A contract would be ‘frustrated’ when an ‘act of god’ occurs and makes the situation fundamentally different from what has been in the minds of the parties when concluding the agreement. In such a case, the parties may treat themselves as discharged from further performance of the contract.
According to Davis Contractors Ltd v Fareham UDC , for a contract to be frustrated, the supervening event has to be of a magnitude in making performing further obligation of the contract impossible, or fundamentally different from what the parties had contemplated.
(1) Whether the statement by Lora that the stilts had been checked for stability would be included as a term of the contract?
In our case, we have a contract regarding interest in land, therefore the contract must be in writing or evidenced in writing, and we did have a contract in writing, therefore, there is a legally enforceable contract between Basil and Lora.
Then the question come as to whether the writing document represent the entire contract between Basil and Lora, or oral evidence could be bring in to the effect that the contract include a warranty as to the stability of the stilts.
In this case, there is a clause stating that the writing contract represents the entire agreement, and no other terms outside those stated in this writing agreement would be enforceable. This term appears to be clear in stating the writing document as the entire contract and preclude the admission of oral evidence as to other term outside the contract.
In view of clause 7.1, the statement by Lora that the stilts have been checked for stability could not be included as a term of the contract.
Even if clause 7.1 was held to be not clear enough to preclude the introduction of parol evidence and the inclusion of the statement by Lora as to the stability of the stilts as a term, it would be a warranty rather than a condition. Because breach of warranty would normally not constitute repudiation which would entitle Basil to terminate the contract, and it could be argued for Lora that even if the stilts had not been checked for stability, substantial performance of the contract is still possible, and she does have the intention to perform her obligation under the contract.
Above all, even if the statement as to the stability of the stilts can be included as a term of the contract, the breach of this term may only entitle Basil to claim damages, but he could not be able to terminate the contract because of such breach, and he would not be able to avoid his obligation under the contract because of this breach.
(2) Whether the contract is frustrated therefore Basil is discharged from further performance of the contract?
Basil may argue that because there the flood is a supervening even which makes further performance of the contract impossible because the entire property collapsed after the stilts gave way. Also Basil may argue that the damage done to the property exceeds $150,000, therefore it would be fundamentally different from what he had contemplated that he was buying.

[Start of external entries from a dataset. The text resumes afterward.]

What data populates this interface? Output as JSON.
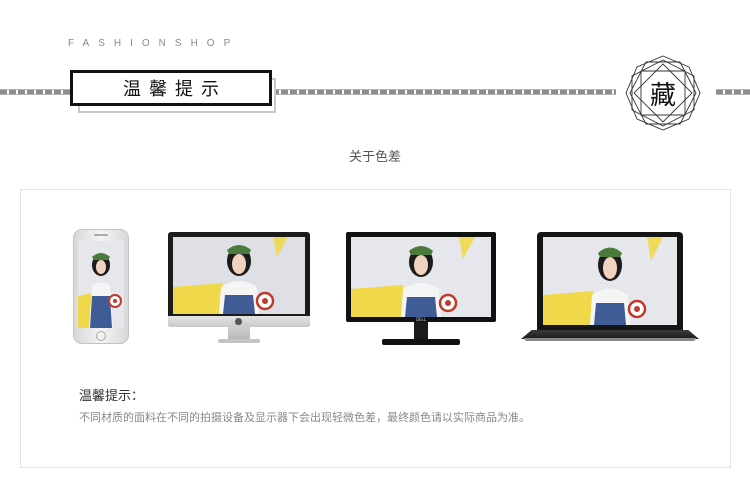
{
  "header": {
    "brand": "FASHIONSHOP",
    "title": "温馨提示",
    "badge_char": "藏"
  },
  "subtitle": "关于色差",
  "devices": [
    {
      "name": "phone",
      "brand_mark": ""
    },
    {
      "name": "imac",
      "brand_mark": ""
    },
    {
      "name": "monitor",
      "brand_mark": "DELL"
    },
    {
      "name": "laptop",
      "brand_mark": ""
    }
  ],
  "notice": {
    "title": "温馨提示：",
    "body": "不同材质的面料在不同的拍摄设备及显示器下会出现轻微色差，最终颜色请以实际商品为准。"
  },
  "colors": {
    "frame_black": "#111111",
    "chain_gray": "#8c8c8c",
    "panel_border": "#e3e3e3",
    "muted_text": "#888888"
  }
}
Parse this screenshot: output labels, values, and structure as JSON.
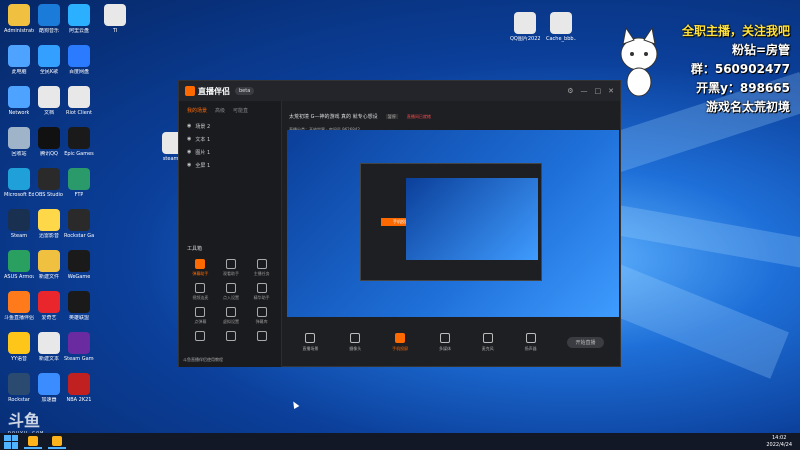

But Lora may argue that performance is still possible because the property is still there and is capable of being restored to it looks like before the flood.
The warranty as to the stilts had been checked for stability would not be included as an express term in the contract because of the effect of clause 7.1. Therefore there is no repudiation of the contract entitling Basil to terminate the contract
Arguably the contract is not frustrated by the flood because performance of the contract is still possible. Therefore Basil is not discharged from further performing the contract.
假釋證據規則適用于書面協議語言不夠清楚的情況。在這種情況下，根據Codelfa Construction Pty Ltd v State Rail Authority of NSW（1982），可以接受口頭證據來確定合同的其他條款。
根據判例法，通過口頭證據可以改變書面條款。但根據亞伯蘭v A v詹寧斯Ltd（2002），假釋證據將被接受，只解釋將是什么條款，而不是作為條款本身接受。
拒絕履行是違反合同條件，使合同的其余部分無法履行的行為。條件是合同的一個基本條款，它“觸及問題的根源”（Bettini v Gye）。因此，否認不同于僅僅違反合同的某些條款。如果一方拒絕，另一方終止合同并向拒絕方索賠。
根據Davis Contractors Ltd v Fareham UDC，要使合同受挫，隨后發生的事件必須在很大程度上使履行合同的進一步義務成為不可能，或與雙方當事人所設想的根本不同。